The Human and Environmental Development Agenda (HEDA Resource Centre), a Nigerian non-governmental organization, has petitioned Vice President Yemi Osinbajo, urging him to request that Nigeria be included in the Milan Court’s prosecution of Shell and Eni with respect to the scandalous Malabu deal.
In a petition addressed to Mr. Osinbajo, who also doubles as the Chairman of the Asset Recovery Committee, HEDA advised the federal government to request that the Italian court judge should recognize Nigeria as a civil party to the Malabu criminal proceeding in order to request adequate compensation for the damages received by the corrupt scheme.
“The media was awash about six years ago with information on how one of Nigeria’s richest oil fields, OPL 245, was sold in shady circumstances and more than half of the $1.1 billion paid to Malabu Oil and Gas for the procurement was used to bribe Nigerian politicians and intermediaries who helped to secure the controversial deal for both Shell and Eni,” Olanrewaju Suraju, the group’s chairperson, said in the petition.
“Media reports on the issue indicted former President Goodluck Jonathan, some public officials in his administration, some Italian nationals, including the Nigerian Agip Exploration, Shell and Eni.
“Despite overwhelming evidence showing that Shell and Eni are aware that a specified chunk of the money would be paid to a character with a shady background, officials of the companies have denied any wrongdoing in the affair, even when it was revealed that on the 29th of April 2011, Eni transferred $1.092 billion dollars into an escrow account of the Nigerian government at the bank, JPMorgan Chase in London, which is not the usual account of the state but a parallel one.
“Shell has now admitted that it knew that former oil minister Dan Etete, a convicted money-launderer, was involved in Malabu and that the proceeds of the 2011 deal went to Malabu. It is a matter of record that Etete awarded OPL 245 to Malabu when he was himself the oil minister.”
Stating further issues, HEDA said the reports of the Public Prosecution Office at the Ordinary Court of Milan, in its notification of completion of preliminary investigations, highlighted the role of Eni’s former Chief Executive Officer, Paola Scaroni, and his successor, Claudio Descalzi, and indicted them for alleged international corruption over the scandal.

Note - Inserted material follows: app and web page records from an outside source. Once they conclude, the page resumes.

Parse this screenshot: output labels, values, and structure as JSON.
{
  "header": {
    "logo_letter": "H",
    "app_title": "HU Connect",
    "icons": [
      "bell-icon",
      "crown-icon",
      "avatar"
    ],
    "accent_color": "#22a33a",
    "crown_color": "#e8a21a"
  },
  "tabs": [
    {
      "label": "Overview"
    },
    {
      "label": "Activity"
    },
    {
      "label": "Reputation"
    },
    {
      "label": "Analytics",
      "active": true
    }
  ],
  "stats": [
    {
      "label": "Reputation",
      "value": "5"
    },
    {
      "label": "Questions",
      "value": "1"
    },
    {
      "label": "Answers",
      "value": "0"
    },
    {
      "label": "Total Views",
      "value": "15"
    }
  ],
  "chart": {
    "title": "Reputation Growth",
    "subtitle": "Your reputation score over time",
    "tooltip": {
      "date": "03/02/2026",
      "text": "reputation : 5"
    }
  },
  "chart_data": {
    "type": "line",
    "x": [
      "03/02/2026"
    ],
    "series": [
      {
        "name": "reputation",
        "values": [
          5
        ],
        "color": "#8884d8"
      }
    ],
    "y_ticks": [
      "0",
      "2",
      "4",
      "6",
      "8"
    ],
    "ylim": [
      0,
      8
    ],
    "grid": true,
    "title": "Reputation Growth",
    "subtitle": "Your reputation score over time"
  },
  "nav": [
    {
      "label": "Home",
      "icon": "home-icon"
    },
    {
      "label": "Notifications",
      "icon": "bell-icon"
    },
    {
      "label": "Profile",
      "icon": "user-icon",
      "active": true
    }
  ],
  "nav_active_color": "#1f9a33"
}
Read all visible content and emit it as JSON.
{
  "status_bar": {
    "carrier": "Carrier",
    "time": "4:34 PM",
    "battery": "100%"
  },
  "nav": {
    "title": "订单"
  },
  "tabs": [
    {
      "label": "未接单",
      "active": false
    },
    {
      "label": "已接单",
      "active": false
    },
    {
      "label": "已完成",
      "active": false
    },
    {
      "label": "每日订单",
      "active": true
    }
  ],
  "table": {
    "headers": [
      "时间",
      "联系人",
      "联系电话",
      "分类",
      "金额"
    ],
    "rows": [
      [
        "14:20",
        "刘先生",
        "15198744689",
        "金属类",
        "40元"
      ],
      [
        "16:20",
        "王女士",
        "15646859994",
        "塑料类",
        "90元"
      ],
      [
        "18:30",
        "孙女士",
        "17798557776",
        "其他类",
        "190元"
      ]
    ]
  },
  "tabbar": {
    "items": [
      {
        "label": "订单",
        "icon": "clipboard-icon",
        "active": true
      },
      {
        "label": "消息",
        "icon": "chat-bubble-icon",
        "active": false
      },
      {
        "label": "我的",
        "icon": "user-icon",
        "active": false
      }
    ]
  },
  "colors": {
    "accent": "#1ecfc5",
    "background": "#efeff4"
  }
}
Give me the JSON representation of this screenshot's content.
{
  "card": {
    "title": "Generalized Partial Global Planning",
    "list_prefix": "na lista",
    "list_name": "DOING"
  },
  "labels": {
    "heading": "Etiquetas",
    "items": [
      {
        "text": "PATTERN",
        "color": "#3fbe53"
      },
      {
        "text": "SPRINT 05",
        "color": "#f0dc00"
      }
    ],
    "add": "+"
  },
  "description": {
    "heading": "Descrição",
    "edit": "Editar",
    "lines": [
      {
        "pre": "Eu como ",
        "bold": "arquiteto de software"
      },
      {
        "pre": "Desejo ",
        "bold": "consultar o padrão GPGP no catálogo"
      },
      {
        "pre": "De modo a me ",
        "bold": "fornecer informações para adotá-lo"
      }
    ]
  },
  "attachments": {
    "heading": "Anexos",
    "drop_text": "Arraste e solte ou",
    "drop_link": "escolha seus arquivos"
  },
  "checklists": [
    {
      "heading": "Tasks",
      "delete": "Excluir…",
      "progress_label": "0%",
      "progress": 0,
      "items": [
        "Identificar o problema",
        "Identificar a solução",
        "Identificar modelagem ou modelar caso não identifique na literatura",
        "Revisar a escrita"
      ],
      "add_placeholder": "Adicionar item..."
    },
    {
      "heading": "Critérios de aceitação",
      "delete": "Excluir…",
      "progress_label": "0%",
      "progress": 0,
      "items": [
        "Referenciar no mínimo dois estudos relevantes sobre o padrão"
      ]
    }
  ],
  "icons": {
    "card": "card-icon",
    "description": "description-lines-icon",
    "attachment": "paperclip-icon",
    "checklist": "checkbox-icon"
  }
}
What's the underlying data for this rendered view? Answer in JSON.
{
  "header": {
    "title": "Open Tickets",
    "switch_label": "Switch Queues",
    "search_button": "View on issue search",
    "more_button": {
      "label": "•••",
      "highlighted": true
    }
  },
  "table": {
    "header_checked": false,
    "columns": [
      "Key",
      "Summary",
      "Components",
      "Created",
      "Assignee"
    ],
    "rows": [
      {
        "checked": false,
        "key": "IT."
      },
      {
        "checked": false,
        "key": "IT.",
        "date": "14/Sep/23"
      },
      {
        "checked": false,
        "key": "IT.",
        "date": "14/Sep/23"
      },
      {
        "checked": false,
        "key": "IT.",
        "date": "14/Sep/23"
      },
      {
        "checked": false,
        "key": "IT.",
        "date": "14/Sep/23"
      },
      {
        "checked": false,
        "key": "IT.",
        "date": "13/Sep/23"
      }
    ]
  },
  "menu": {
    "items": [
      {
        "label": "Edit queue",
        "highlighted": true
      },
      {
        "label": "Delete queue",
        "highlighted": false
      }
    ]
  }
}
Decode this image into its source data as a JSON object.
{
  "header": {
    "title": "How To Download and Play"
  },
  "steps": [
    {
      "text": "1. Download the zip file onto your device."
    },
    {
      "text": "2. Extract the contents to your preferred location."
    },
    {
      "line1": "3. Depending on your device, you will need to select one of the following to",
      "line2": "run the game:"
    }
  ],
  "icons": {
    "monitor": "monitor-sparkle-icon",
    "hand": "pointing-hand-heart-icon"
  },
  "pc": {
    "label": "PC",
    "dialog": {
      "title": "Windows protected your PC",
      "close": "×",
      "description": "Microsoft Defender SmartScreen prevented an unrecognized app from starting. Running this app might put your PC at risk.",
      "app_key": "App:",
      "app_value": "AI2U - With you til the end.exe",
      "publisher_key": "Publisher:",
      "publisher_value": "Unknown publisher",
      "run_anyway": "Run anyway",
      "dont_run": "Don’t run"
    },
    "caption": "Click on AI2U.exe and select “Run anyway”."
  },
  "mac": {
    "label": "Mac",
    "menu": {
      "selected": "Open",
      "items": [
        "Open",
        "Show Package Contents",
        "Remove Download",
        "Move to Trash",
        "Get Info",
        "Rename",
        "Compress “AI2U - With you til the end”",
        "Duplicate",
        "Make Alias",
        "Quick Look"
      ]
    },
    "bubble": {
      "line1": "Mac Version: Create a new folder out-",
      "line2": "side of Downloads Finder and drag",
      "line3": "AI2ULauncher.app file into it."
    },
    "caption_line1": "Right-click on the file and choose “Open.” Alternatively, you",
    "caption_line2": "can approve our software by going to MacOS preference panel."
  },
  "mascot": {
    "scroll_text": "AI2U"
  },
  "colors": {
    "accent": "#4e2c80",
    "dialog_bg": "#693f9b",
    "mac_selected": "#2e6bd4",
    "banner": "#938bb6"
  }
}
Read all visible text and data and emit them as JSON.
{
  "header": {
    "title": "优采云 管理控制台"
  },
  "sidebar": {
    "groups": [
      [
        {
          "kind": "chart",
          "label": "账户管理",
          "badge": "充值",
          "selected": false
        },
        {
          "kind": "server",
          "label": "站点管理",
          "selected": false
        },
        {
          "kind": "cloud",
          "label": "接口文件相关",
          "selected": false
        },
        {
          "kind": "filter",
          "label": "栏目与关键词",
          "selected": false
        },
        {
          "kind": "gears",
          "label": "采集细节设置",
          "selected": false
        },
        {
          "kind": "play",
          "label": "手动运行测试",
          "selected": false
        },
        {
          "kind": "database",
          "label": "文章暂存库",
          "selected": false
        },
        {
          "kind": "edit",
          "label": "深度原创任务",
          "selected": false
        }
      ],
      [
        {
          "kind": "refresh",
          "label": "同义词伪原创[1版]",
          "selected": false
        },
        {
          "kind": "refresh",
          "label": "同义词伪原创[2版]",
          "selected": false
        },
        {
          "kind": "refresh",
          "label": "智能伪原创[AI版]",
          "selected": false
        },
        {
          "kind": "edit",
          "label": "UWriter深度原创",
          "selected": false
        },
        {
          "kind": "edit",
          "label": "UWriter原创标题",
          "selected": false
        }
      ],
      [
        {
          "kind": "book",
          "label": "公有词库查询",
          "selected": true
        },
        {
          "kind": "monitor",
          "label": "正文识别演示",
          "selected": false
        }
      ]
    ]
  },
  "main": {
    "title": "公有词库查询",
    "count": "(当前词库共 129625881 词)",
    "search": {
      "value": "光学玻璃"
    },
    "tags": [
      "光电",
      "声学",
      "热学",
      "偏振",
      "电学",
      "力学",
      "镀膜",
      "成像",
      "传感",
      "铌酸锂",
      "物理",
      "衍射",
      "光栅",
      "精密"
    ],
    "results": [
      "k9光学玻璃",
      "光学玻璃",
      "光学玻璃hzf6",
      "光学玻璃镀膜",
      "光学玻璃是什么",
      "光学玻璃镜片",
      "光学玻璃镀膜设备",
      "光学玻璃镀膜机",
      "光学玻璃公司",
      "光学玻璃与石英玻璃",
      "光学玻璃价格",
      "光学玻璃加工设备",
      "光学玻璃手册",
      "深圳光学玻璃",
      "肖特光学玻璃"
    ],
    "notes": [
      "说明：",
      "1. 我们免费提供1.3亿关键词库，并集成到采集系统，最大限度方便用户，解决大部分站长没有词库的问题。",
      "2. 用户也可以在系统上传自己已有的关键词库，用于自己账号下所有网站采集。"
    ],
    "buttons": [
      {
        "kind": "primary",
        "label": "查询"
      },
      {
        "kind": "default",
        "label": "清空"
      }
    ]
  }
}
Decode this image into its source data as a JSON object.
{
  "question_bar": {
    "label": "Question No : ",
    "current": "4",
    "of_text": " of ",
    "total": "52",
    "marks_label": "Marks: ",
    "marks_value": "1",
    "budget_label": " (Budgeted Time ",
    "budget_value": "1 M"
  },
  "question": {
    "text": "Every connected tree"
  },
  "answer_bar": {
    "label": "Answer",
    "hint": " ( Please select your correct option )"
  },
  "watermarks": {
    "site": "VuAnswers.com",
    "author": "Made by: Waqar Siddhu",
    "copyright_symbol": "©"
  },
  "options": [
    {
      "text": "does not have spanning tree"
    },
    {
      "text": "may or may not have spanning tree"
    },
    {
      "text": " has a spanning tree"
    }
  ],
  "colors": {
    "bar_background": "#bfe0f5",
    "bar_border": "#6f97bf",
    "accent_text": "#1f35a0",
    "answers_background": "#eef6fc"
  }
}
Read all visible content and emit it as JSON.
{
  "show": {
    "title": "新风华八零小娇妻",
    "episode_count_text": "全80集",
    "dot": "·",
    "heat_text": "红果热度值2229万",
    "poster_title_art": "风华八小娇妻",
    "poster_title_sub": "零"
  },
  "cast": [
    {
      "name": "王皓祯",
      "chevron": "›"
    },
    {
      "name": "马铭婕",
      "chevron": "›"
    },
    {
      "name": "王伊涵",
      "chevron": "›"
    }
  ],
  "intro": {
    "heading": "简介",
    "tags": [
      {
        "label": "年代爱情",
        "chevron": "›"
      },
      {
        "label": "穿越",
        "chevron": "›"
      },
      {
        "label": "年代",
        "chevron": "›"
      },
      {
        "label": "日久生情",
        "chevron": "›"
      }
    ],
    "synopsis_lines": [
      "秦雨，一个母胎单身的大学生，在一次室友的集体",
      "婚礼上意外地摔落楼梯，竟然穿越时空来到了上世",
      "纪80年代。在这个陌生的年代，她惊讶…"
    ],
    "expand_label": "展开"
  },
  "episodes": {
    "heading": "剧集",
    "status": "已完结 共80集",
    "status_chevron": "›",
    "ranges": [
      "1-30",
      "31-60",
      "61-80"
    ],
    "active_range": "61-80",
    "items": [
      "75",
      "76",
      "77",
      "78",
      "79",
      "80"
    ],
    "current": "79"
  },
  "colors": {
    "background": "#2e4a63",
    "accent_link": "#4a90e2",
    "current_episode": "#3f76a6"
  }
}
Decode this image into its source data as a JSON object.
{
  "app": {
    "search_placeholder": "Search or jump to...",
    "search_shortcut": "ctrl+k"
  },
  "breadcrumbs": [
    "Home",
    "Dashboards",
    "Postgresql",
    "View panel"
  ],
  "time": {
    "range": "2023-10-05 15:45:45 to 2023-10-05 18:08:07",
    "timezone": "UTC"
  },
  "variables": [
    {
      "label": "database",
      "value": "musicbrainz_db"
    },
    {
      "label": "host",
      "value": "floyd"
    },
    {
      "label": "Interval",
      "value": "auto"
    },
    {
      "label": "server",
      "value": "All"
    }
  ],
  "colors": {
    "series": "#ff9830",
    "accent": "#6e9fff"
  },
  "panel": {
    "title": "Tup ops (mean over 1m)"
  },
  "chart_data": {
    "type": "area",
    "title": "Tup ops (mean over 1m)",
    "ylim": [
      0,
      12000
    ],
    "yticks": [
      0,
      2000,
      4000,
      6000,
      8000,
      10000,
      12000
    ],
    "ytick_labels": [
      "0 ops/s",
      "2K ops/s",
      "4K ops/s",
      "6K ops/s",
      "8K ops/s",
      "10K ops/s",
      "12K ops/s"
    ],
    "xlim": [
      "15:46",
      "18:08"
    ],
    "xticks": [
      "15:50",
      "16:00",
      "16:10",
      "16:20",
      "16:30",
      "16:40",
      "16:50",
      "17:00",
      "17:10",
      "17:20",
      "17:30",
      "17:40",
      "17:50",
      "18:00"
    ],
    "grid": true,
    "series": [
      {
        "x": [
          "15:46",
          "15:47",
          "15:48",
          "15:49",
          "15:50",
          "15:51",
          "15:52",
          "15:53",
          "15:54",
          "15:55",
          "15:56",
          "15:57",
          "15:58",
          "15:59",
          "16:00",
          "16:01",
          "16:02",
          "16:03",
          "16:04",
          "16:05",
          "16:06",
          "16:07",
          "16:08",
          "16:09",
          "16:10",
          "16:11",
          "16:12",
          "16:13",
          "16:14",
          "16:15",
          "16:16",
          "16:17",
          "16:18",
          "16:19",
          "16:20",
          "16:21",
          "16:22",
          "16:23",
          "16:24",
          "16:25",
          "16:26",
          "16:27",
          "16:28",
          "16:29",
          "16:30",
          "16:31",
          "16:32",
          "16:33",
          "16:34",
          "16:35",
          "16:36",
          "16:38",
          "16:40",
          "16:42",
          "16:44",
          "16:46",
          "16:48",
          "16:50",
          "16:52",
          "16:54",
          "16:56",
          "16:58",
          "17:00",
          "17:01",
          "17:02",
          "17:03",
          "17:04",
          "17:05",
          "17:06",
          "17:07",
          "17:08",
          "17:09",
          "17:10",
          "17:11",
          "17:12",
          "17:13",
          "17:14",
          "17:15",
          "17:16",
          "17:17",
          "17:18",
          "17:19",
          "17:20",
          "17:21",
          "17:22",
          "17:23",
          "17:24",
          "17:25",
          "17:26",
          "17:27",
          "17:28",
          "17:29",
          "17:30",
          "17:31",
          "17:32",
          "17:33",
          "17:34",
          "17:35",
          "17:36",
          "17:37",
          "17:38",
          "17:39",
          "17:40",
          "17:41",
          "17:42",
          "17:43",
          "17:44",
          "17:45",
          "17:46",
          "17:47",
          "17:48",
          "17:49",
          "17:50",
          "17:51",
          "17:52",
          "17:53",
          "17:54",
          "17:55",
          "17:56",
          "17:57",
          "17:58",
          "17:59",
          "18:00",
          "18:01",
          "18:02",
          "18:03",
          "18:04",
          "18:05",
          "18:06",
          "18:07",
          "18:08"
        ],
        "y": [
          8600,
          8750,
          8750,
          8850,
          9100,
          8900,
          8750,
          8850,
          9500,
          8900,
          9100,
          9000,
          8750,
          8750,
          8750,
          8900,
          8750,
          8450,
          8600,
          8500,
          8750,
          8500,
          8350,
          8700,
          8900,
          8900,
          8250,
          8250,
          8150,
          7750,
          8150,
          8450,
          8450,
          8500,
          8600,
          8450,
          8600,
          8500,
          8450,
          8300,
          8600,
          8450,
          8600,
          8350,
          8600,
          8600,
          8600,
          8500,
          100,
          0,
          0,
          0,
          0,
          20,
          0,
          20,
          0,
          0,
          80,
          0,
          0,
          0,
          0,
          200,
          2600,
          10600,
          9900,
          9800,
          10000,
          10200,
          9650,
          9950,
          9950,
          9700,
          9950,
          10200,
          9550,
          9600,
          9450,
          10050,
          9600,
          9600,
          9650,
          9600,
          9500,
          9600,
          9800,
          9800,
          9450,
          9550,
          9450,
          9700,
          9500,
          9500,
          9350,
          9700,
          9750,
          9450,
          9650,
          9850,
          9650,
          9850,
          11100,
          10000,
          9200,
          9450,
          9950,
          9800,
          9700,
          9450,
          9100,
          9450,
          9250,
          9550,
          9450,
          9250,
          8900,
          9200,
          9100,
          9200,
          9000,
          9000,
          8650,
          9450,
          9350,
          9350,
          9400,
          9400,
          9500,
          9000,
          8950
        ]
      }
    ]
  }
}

The said investigation report indicted some former Nigerian government officials for formulating what was called the ‘FGN Resolution Agreement’ vesting 50 per cent each to Eni and Shell, in violation of the reserve of allowances guaranteed to so called ‘indigenous companies’ based on government guidelines, with full unconditional exemption from all national taxes, with express limitations and constraints to the power of the Nigerian government and all government bodies or agencies to take over exploitation of the oil block under the Nigerian government’s obligation to ‘hold harmless’ Eni and Shell from any future legal action relating to the block and from possible unfavorable rulings and court costs.
The NGO said, “Evidence abounds via leaked emails that senior executives of the companies were aware that payments made in 2011 for oil block OPL 245, one of Africa’s most valuable oil blocks, would go to a convicted money launderer and ex-Nigerian Oil Minister Dan Etete and certain government officials rather than to the suffering people of Nigeria but still selfishly and corruptly went through with the deal that deprived the Nigerian people of billions of dollars.
“This goes to prove that the companies who are purportedly most powerful and profitable oil companies have only masqueraded as leaders of responsible businesses, while robbing countries of their natural resources. As noted, Shell has officially admitted that it had knowledge of Dan Etete's potential benefit from the deal.
“Currently two countries have opened investigations into the deal and there is a strong chance that Shell and ENI would lose the oil block following the trial on international corruption charges.
“Shell and Eni’s corrupt deal had huge consequences for ordinary Nigerians as right now, according to Global Witness, about five million people across Nigeria face starvation and one in ten children do not live to see their fifth birthday, while the money paid for the block equates to one and a half times what the United Nations says is needed to respond to the country’s current famine crisis. Also, the payment for the deal is worth more than Nigeria’s entire health budget for 2016,” the petition concluded.